The racetrack, leased from the Council by the committee of the Western Meeting, was on an area of common land near Belleisle estate, and for some years, local people had played golf there on an unauthorised course they had created. The Council decided to lay out a proper course, and Charles Hunter of Prestwick Golf Club was brought in to do this. The opening ceremony was performed by the daughter of Provost William Allan, and an exhibition game was then played between John Hunter of Prestwick and David Kinnell, golf club maker and professional at Prestwick St Nicholas, with Kinnell winning. In 1907 horse racing was transferred to the present racecourse. The Council then acquired the grandstand of the old racecourse for conversion to a clubhouse, dismantled the racetrack railings, and rearranged the golf course, extending it to eighteen holes.

The course was of no particular distinction, and space was restricted, but golf was so popular with locals and visitors that it was frequently overcrowded. Various schemes for a new golf course were considered, but no suitable land could be found until Belleisle estate came on the market in 1926. The Council purchased the estate, and James Braid, five-time Open Championship winner and celebrated golf course architect, was invited to design the courses. Two courses were planned, No. 1 which became known as Belleisle, and No. 2, incorporating part of the old course, which became known as Seafield. The Council approved Braid’s plan, and the construction contract was awarded to the firm of John R. Stutt of Paisley. (Braid and Stutt often worked closely together in golf course construction.) Clubhouse facilities were installed in part of the basement floor of Belleisle mansion house, and the remaining grounds of the estate were laid out as a public park. The cost of the golf courses was around £5,000.

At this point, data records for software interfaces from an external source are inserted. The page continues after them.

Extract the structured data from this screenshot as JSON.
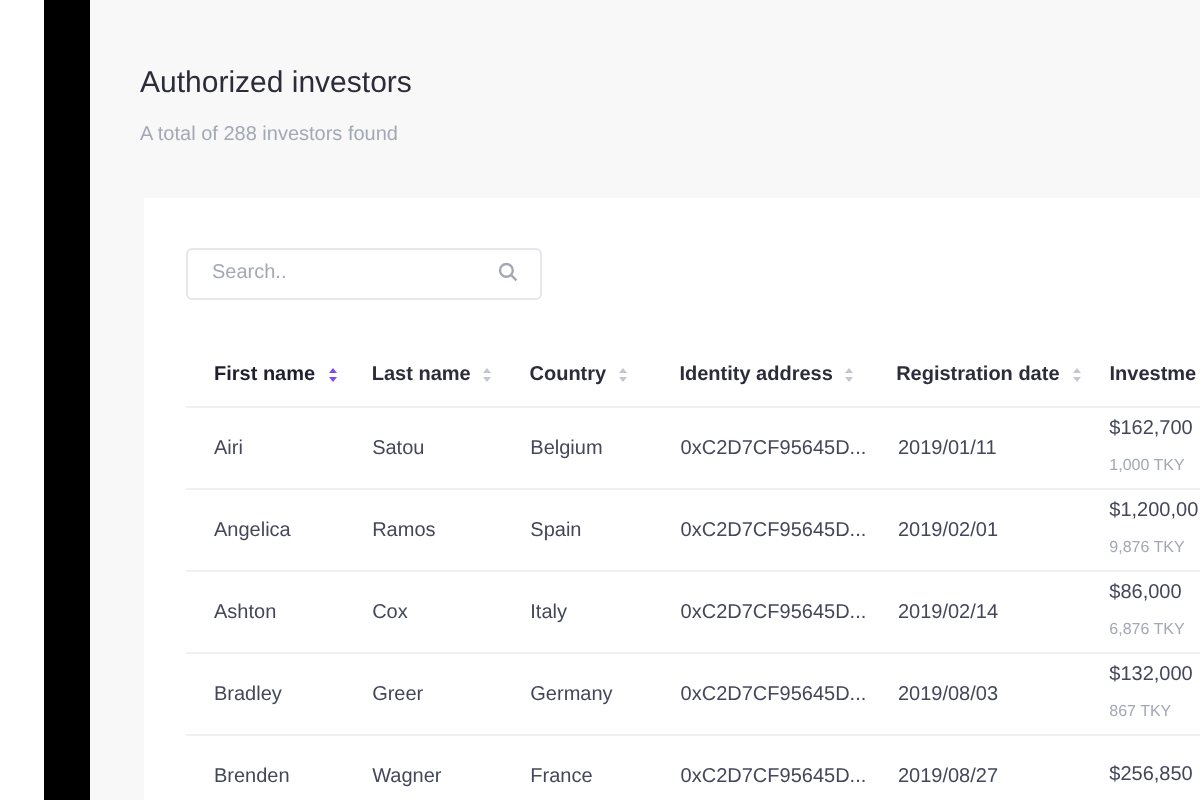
{
  "title": "Authorized investors",
  "subtitle": "A total of 288 investors found",
  "search": {
    "placeholder": "Search.."
  },
  "table": {
    "columns": [
      {
        "label": "First name",
        "sorted": true
      },
      {
        "label": "Last name",
        "sorted": false
      },
      {
        "label": "Country",
        "sorted": false
      },
      {
        "label": "Identity address",
        "sorted": false
      },
      {
        "label": "Registration date",
        "sorted": false
      },
      {
        "label": "Investme"
      }
    ],
    "rows": [
      {
        "cells": [
          "Airi",
          "Satou",
          "Belgium",
          "0xC2D7CF95645D...",
          "2019/01/11"
        ],
        "amount": "$162,700",
        "tokens": "1,000 TKY"
      },
      {
        "cells": [
          "Angelica",
          "Ramos",
          "Spain",
          "0xC2D7CF95645D...",
          "2019/02/01"
        ],
        "amount": "$1,200,00",
        "tokens": "9,876 TKY"
      },
      {
        "cells": [
          "Ashton",
          "Cox",
          "Italy",
          "0xC2D7CF95645D...",
          "2019/02/14"
        ],
        "amount": "$86,000",
        "tokens": "6,876 TKY"
      },
      {
        "cells": [
          "Bradley",
          "Greer",
          "Germany",
          "0xC2D7CF95645D...",
          "2019/08/03"
        ],
        "amount": "$132,000",
        "tokens": "867 TKY"
      },
      {
        "cells": [
          "Brenden",
          "Wagner",
          "France",
          "0xC2D7CF95645D...",
          "2019/08/27"
        ],
        "amount": "$256,850"
      }
    ]
  }
}
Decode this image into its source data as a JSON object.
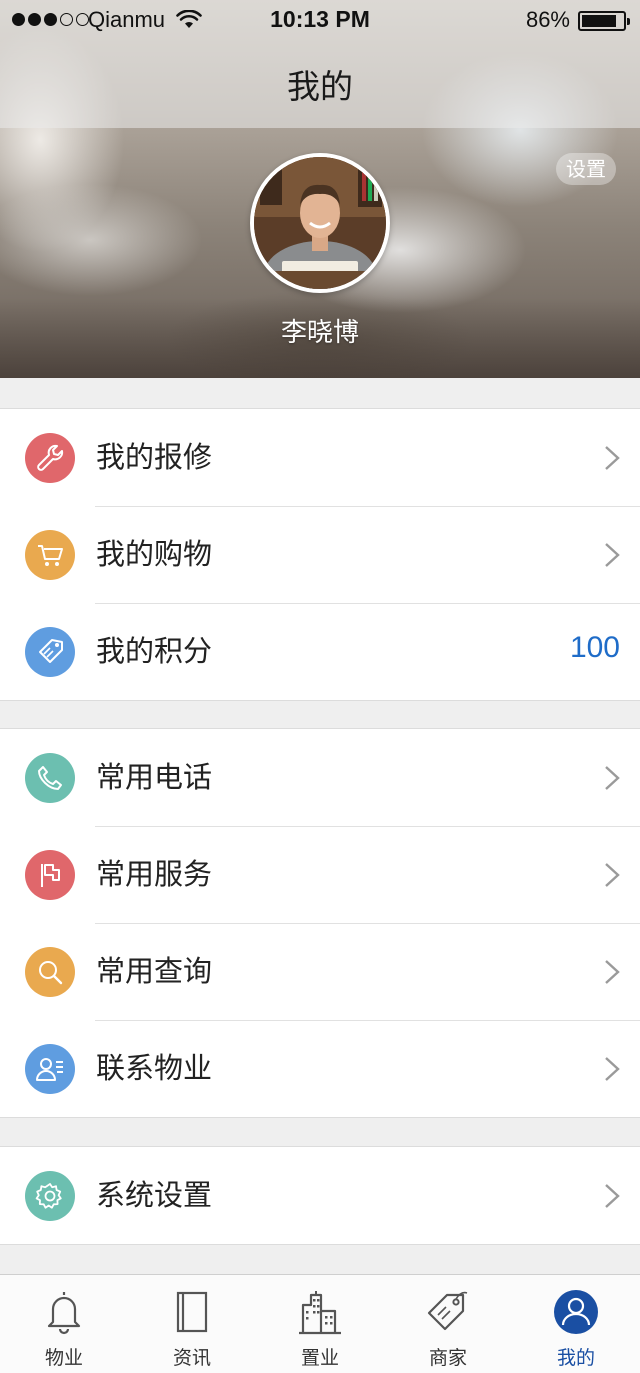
{
  "status_bar": {
    "carrier": "Qianmu",
    "time": "10:13 PM",
    "battery_percent": "86%",
    "battery_level": 0.86,
    "signal_bars_filled": 3,
    "signal_bars_total": 5
  },
  "header": {
    "title": "我的",
    "settings_label": "设置"
  },
  "profile": {
    "name": "李晓博"
  },
  "colors": {
    "red": "#e0676b",
    "orange": "#e9a94f",
    "blue": "#5f9de0",
    "teal": "#6cbfb0",
    "link_blue": "#1f6cc8",
    "active_tab": "#1a4fa3"
  },
  "groups": [
    {
      "items": [
        {
          "label": "我的报修",
          "icon": "wrench-icon",
          "color": "#e0676b",
          "value": null
        },
        {
          "label": "我的购物",
          "icon": "cart-icon",
          "color": "#e9a94f",
          "value": null
        },
        {
          "label": "我的积分",
          "icon": "tag-icon",
          "color": "#5f9de0",
          "value": "100"
        }
      ]
    },
    {
      "items": [
        {
          "label": "常用电话",
          "icon": "phone-icon",
          "color": "#6cbfb0"
        },
        {
          "label": "常用服务",
          "icon": "flag-icon",
          "color": "#e0676b"
        },
        {
          "label": "常用查询",
          "icon": "search-icon",
          "color": "#e9a94f"
        },
        {
          "label": "联系物业",
          "icon": "contact-icon",
          "color": "#5f9de0"
        }
      ]
    },
    {
      "items": [
        {
          "label": "系统设置",
          "icon": "gear-icon",
          "color": "#6cbfb0"
        }
      ]
    }
  ],
  "tabs": [
    {
      "label": "物业",
      "icon": "bell-icon",
      "active": false
    },
    {
      "label": "资讯",
      "icon": "book-icon",
      "active": false
    },
    {
      "label": "置业",
      "icon": "building-icon",
      "active": false
    },
    {
      "label": "商家",
      "icon": "price-tag-icon",
      "active": false
    },
    {
      "label": "我的",
      "icon": "user-icon",
      "active": true
    }
  ]
}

Both courses were officially opened on Saturday 10 September, 1927, Provost James Gould driving the first ball from the first tee on each course in front of a large crowd. Exhibition matches were played between James Braid and Alexander ‘Sandy’ Herd – another veteran Scottish professional and Open Championship winner (1902) – on one side and two local amateurs, the Reverend David Rutherford, minister of Ochiltree, and Allan Raeside, of Ayr Municipal Golf Club, on the other side. The amateurs won the morning match on the Seafield course, and the professionals won the afternoon match on the Belleisle course. During the interval, Provost Gould presided over a luncheon for a large number of guests including local dignitaries and representatives of Ayrshire golf clubs. Two silver trophies were exhibited, one presented by Sir Archibald Walker of Newark Castle and the other by the contractor, John R. Stutt. These were to be competed for annually.

The 1936 Penfold Golf Tournament was played at Belleisle on 15, 16 and 17 June. It was won by Troon-born James ‘Jimmy’ Adams, who shortly afterwards came second in the Open Championship at Hoylake. Tom Collinge came second. Percy Alliss, who came third, set a new course record of 69.

During the Second World War, when Germany’s U-Boat campaign threatened Britain with starvation, the Belleisle course was ploughed up and used to grow food. It was reinstated after the war by the original contractors, Messers Stutt & Co. of Paisley at a cost of £2,000. It was re-opened on 4 June 1949 when an exhibition match was played between the pairing of John Panton, Scottish Professional Champion and Hamilton McInally, three times Scottish Amateur Champion, against Jimmy Adams the 1936 Penfold winner and Victor Finlayson, the Belleisle Club Champion. (Panton and McInally won.)

The 1963 Swallow-Penfold Golf Tournament was played at Belleisle. It was won by Bernard Hunt.

In 1978, when the Open Championship was played at Turnberry, Belleisle hosted the qualifying rounds.